In less than 30 seconds, the Victus laser can create paracenteses and tunnel incisions, correct astigmatism, and perform capsulotomy and lens fragmentation with an exceptional level of accuracy. In time, as surgeons get used to docking and real-time OCT, surgical efficiency is expected to improve significantly.


In corneal transplantation surgery, the use of geometric incisions such as the mushroom (regular and modified) and tongue-and-groove (top hat, zig-zag, and zig square) have been found to increase wound stability and decrease healing time.1,2 The Victus is also capable of performing decahedral (10-sided) trephination on donor and host, which can help to ensure good graft centration.

These geometric incisions can be used to perform penetrating keratoplasty and deep anterior lamellar keratoplasty. Future use of real-time, high-resolution OCT in corneal surgery may pave the way for highly accurate tectonic procedures such as wedge resections and transplants to improve corneal shape.


The inclusion of refractive, cataract, and therapeutic applications in one laser platform has considerable advantages. From an economic standpoint, there is no need to have multiple lasers with multiple service fees and vendor relationships. For individual surgeons or small group practices that have had a femtosecond laser on their wish list, with the larger catalogue of procedures that can be achieved a viable business case for acquisition can be made. Additionally, there is no requirement for increased surgical space, and a new era of ambulatory ophthalmic surgery is now possible through minimal adaptation of existing practice facilities and increasing use of disposable instrumentation.

Other advantages of the Victus include its real-time OCT, which can be used to improve accuracy and safety for various cataract surgery procedures. In LASIK, OCT can be used to confirm flap depth and residual bed pachymetry.

The ability to do so much on one platform paves the way for considerable innovation, and there is no telling what suite of new applications will be available through use of this all-around anterior segment workstation.


  • The Victus is capable of cataract, refractive, and therapeutic applications.
  • Real-time, high-resolution OCT can be used to improve accuracy and safety in cataract surgery.

Sheraz M. Daya, MD, FACP, FACS, FRCS(Ed), FRCOphth, is Director and Consultant of Centre for Sight, East Grinstead, United Kingdom. Dr. Daya is a Co-Chief Medical Editor of CRST Europe. He states that he is a consultant to Bausch + Lomb. He may be reached at e-mail: sdaya@centreforsight.com.

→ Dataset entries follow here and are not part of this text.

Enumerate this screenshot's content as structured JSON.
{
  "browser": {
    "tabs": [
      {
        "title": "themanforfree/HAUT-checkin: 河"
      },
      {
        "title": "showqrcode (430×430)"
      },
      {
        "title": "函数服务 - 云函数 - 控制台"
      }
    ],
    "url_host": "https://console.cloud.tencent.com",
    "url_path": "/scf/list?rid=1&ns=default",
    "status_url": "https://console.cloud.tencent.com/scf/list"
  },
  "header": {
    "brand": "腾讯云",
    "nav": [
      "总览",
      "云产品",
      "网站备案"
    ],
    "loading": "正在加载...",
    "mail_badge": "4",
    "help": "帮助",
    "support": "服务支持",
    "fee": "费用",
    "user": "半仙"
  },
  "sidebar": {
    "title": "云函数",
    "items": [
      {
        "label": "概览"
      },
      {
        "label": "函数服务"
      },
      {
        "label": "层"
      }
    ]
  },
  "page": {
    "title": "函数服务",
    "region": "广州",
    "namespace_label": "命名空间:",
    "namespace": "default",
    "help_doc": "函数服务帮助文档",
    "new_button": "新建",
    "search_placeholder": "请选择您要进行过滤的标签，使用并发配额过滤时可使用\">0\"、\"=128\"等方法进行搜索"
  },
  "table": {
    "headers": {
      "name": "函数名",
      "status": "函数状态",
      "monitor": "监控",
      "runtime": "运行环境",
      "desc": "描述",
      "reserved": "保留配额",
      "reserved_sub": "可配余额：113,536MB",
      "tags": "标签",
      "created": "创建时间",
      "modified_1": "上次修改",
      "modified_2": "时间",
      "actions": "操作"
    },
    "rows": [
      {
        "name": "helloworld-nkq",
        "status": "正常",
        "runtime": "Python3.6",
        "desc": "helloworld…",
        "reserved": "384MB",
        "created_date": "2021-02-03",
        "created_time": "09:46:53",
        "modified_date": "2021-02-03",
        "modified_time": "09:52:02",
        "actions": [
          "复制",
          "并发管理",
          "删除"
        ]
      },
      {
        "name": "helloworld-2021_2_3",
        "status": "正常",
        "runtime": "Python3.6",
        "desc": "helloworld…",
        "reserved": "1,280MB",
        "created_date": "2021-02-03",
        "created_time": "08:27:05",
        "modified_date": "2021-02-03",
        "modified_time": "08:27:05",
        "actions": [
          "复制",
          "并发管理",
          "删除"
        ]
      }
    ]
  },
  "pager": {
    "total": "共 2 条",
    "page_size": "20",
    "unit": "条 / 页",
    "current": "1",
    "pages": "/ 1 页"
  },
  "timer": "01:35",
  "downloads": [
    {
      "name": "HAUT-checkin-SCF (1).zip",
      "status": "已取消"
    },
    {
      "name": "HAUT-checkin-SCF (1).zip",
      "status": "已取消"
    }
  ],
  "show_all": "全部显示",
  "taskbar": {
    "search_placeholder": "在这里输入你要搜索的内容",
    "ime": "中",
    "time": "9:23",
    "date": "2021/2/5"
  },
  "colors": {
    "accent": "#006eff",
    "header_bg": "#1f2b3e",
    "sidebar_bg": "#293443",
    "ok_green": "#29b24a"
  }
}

  1. Bahar I, Kaiserman I, McAllum P, Rootman D.Femtosecond laser-assisted penetrating keratoplasty:stability evaluation of different wound configurations.Cornea.2008;27(2):209-211.
  2. Farid M, Steinert RF, Gaster RN, Chamberlain W, Lin A.Comparison of penetrating keratoplasty performed with a femtosecond laser zig-zag incision versus conventional blade trephination.Ophthalmology.2009;116(9):1638-1643.